>expressions, then they'll work fine for things like "lambda x: x +
>2", and "lambda x, y: x % (y,)", which is about the level of
>complexity that's appropriate before the function is significant
>enough to deserve a name of its own.

I think that there are yet some simple functions like

    lambda x: assert(x > 0)

which do not need to have a name of their own; however, this is a
matter of taste.  I agree that it can't get much more complicated than
that before a lambda definition would definitely become unwieldy - in
particular a multi-line definition is too much.

>Does the above help?

I appreciate arguments for readability but I'm not sure that the
readability of Python is quite so tightly bound up with the
statement/expression distinction as you claim.  If, for example,
assert(x) were made into an expression rather than a statement, or at
least were allowed to appear inside expressions, I don't think this
would negatively affect the readability of the language.  So it is
with allowing one-line statements inside lambda.

>There's also the syntax problem (no good syntax for allowing it),

Yes this is a much more convincing reason (for me, anyway).

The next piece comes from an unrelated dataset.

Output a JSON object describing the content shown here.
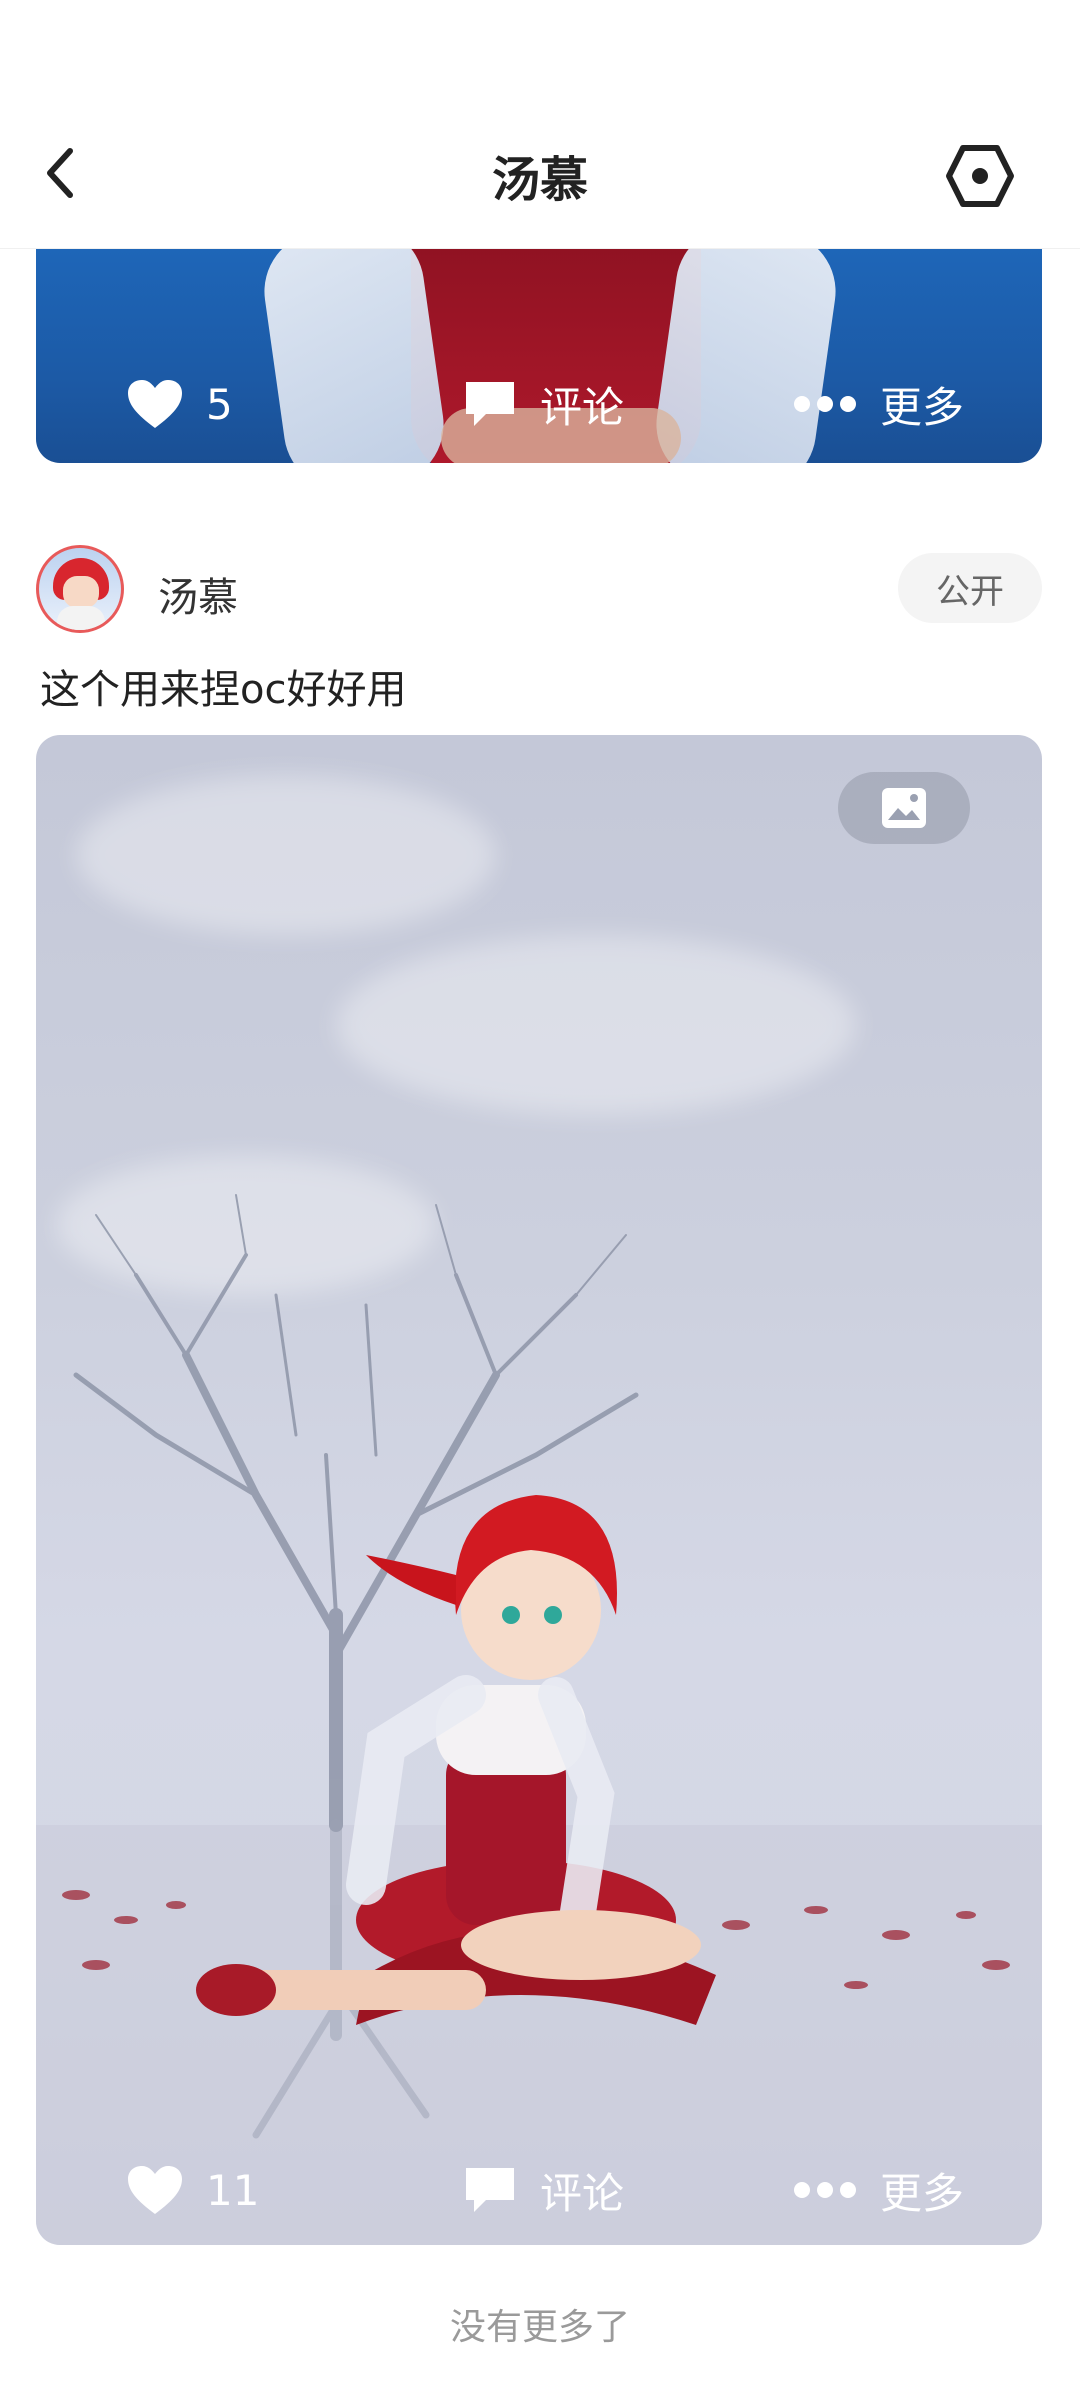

>Ed... please note that we're not trying to attack you here. There are
>good reasons why lambda isn't more powerful than it is, and someone
>should explain them someplace. Hopefully, we're getting somewhere on
>it in this thread.

Yes, once you get over the initial wall of 'lambda is an expression
and so could not possibly contain a statement' and start to dig into
the reasons _why_ this is the case.  It may well turn out that such a
viewpoint is right, but not simply because of its idelogical purity.

Ed Avis <ed at membled.com>

More information about the Python-list mailing list